Wendake, Que – A Huron-Wendat woman drummer wends her way between the Sagamité Restaurant brunch tables. Today – Mother’s Day – she has been given special permission to drum. Traditionally, drumming is exclusively a male role in the
nation. Thump. Thump. The ancient sound is strangely unobtrusive – a subliminal reminder of time and place underlying the buzz of family chatter. Occasionally she pauses, encouraging children to inspect her drum. My bright-eyed 7-year-old prairie grandson, Kaden, would have been there in a drumbeat.
Eventually she wanders upstairs to greet visitors on the reception level of the four-star First Nations Hotel-Museum.
Nibbling on sturgeon, turbot, eel, a selection of hot entrees and an array of local cheeses, I admire the golden warmth of the massive timbers and totems. Full-length windows frame a grove of silver birches edging the racing St Charles River (also known as Akiawenrahk meaning “the river of a thousand meanders”) a safe distance away. I also note the $27 brunch price-tag (regularly $23). That’s a far cry from the cost of Mother’s Day brunches in B.C.’s Lower Mainland.
An easy drive north of Quebec City, the obviously thriving aboriginal tourism and interpretive complex is clearly a source of pride in this well-run urban reserve. A quick room tour with Danisse Neashit, the hotel marketing coordinator, reveals airy spacious rooms capitalizing on the sight and sound of the rushing river beyond. Beaver pelts and signature wool blankets on the beds together with classic dream catcher signify a different space and place.
Capitalizing on an expanded interpretive core structure smokehouse and long house design, the street side of the hotel is windowless to emphasize the impact of nature lavishly profiled at the back. Wisely, the band council has not only encouraged and supported the collecting and assembling of hotel museum artifacts, but has clearly encouraged incentive, employment, and training for locals resulting in a waiting list for houses.
Young guides were not only well informed, but obviously proud of their impressive heritage. While the history is treasured, techno-savvy Tourism and Marketing Coordinator, Jason Picard-Binet, showed off the new free Wendake apps on his iPad via free hotel Wi-Fi.
Another first for the Huron-Wendat Nation will be the staging of Shakespeare’s The Tempest by Robert Lepage (EX MACHINA) in the Wendake amphitheatre near the St. Charles River throughout July.
Near the hotel (easily reached via a well used bike and jogging path) is Kabir Kouba Falls.

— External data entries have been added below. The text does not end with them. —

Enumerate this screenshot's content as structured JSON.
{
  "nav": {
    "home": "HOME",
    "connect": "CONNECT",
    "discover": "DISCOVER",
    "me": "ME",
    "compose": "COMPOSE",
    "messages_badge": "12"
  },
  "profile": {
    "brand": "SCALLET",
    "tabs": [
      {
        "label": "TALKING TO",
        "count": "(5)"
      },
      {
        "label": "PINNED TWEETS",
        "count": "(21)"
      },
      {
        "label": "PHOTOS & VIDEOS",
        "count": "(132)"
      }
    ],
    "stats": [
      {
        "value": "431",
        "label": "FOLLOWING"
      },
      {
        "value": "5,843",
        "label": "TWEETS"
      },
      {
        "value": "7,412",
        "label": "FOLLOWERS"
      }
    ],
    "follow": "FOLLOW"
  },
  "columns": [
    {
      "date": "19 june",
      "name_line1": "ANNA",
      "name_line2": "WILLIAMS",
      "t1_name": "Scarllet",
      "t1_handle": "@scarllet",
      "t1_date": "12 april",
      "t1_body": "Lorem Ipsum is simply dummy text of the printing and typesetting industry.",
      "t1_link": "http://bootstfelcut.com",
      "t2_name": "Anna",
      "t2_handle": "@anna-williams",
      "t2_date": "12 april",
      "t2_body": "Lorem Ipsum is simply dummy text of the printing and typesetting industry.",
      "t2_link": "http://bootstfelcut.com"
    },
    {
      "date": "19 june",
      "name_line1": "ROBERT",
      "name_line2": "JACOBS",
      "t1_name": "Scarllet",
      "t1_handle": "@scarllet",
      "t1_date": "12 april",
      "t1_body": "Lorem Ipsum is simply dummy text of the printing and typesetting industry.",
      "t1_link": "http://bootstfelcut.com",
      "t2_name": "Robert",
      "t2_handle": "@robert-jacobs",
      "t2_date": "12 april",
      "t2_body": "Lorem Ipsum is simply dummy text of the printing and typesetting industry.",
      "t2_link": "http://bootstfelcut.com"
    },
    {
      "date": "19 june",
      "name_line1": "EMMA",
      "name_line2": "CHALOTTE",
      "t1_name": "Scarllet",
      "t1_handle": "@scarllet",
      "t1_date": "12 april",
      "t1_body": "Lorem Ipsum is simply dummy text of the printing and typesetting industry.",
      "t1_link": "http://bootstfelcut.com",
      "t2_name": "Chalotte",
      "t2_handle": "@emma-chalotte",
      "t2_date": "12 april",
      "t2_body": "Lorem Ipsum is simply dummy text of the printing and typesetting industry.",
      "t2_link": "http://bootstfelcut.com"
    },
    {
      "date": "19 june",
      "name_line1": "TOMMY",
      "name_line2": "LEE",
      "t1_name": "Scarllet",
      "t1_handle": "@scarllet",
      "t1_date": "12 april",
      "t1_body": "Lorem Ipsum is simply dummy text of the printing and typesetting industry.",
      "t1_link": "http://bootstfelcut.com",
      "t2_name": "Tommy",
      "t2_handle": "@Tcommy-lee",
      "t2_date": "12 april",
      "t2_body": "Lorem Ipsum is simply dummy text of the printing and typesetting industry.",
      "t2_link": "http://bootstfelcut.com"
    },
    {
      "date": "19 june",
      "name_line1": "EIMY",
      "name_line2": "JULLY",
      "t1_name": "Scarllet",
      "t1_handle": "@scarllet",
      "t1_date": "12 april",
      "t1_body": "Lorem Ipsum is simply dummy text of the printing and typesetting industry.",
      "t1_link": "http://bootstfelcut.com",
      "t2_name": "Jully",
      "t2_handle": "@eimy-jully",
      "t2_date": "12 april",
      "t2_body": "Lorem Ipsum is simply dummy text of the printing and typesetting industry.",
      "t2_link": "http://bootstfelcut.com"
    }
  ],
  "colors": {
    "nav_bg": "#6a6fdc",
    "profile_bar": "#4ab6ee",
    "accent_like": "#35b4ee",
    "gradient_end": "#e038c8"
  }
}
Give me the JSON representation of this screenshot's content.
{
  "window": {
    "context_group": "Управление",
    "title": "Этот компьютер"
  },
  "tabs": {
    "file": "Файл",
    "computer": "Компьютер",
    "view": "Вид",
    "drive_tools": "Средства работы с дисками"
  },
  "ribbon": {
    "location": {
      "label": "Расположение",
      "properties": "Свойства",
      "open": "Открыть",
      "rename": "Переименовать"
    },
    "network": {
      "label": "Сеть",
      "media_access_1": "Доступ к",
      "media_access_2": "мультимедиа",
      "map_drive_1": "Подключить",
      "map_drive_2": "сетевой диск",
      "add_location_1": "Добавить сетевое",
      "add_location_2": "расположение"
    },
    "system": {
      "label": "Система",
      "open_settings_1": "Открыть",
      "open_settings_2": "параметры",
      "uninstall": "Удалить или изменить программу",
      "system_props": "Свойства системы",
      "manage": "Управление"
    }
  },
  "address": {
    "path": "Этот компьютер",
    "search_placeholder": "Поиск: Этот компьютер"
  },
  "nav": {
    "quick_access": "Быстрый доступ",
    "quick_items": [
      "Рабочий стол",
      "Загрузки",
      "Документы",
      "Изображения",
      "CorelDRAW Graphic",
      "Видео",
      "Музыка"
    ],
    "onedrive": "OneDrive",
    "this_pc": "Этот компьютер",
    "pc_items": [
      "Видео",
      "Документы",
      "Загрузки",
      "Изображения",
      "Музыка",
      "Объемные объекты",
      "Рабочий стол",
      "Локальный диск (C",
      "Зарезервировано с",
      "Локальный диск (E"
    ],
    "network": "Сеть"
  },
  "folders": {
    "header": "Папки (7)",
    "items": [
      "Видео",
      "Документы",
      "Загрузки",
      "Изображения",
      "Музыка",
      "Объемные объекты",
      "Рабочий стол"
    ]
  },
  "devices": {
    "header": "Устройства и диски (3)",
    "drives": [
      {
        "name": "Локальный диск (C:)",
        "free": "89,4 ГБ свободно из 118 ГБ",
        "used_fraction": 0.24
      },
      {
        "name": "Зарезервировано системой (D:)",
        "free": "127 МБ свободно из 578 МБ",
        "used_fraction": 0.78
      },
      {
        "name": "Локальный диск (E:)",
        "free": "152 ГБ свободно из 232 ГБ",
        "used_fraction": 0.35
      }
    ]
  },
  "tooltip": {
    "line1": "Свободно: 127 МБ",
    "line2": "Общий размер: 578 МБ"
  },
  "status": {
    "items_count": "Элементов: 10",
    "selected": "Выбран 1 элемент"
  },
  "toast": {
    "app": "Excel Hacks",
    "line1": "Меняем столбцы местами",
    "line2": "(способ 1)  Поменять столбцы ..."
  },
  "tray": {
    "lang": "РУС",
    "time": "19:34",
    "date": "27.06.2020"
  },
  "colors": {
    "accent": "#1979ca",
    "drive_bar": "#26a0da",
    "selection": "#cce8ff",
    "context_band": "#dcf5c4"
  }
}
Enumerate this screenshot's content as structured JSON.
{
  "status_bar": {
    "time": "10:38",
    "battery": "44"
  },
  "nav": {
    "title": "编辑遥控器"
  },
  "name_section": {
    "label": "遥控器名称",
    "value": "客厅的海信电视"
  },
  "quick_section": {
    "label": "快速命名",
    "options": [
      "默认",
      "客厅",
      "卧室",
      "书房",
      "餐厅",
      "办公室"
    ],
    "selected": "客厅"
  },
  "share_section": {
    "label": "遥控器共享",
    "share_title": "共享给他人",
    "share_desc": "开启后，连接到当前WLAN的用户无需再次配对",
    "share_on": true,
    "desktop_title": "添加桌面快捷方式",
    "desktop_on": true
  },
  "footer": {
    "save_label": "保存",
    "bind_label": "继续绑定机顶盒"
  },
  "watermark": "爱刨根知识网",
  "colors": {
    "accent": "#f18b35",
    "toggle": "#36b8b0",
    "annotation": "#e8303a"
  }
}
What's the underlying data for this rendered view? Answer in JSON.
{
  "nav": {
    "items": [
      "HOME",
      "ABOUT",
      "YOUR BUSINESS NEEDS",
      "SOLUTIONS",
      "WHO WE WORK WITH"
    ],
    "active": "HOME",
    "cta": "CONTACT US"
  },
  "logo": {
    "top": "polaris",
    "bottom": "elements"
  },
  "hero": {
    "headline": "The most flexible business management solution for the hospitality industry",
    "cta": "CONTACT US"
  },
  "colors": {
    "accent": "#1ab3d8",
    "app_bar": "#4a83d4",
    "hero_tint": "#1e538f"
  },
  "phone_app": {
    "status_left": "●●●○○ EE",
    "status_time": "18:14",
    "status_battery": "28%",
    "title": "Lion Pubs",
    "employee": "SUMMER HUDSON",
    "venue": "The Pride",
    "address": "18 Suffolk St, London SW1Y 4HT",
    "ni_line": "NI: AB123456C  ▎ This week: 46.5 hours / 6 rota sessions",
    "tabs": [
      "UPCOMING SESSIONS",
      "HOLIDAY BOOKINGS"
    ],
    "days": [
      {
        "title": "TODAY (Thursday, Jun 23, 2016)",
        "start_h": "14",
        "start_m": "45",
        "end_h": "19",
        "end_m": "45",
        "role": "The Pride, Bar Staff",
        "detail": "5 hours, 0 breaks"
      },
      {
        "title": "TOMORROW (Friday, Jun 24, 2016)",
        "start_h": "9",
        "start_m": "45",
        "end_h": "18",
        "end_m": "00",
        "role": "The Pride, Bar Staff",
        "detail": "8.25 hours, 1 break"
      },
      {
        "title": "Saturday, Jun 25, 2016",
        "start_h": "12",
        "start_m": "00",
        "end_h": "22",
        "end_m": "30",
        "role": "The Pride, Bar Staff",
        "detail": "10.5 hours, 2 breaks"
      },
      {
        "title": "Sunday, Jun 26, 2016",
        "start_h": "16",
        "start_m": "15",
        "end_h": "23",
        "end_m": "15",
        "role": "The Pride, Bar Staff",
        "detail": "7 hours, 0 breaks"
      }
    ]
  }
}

This year’s run-off is particularly stunning pounding down 42 metres onto the rocks of the Canadian Shield. There are footpaths in the Parc de la Falaise along the river. The nearby woods house rich plant life, and (so I’m told) fossils dating back over 455 million years.
Historically, the Huron-Wendat of Wendake (formerly called the Hurons of Lorette) hailed from the Georgian Bay region. In 1634, the Huron numbered between 20,000 and 30,000 people. However, by 1650, wars with the Iroquois, French and British reduced the population to a few hundred souls. It was only in 1697 that they finally settled in their current location, the village of Lorette, which until recently was called the Huron Village.
While my heart is with my children and grandsons on the other side of this great land, the history and determination of a people who have proudly overcome much adversity touches me.
Since motherhood is synonymous with birth, teaching, and strength, Wendake seems an appropriate place to celebrate Mother’s Day.
– Ursula Maxwell-Lewis is a freelance writer and founding editor of the Cloverdale Reporter News, She was introduced to this region by www.quebecregion.comFollow the Cloverdale Reporter on Twitter and Facebook. View our print edition online.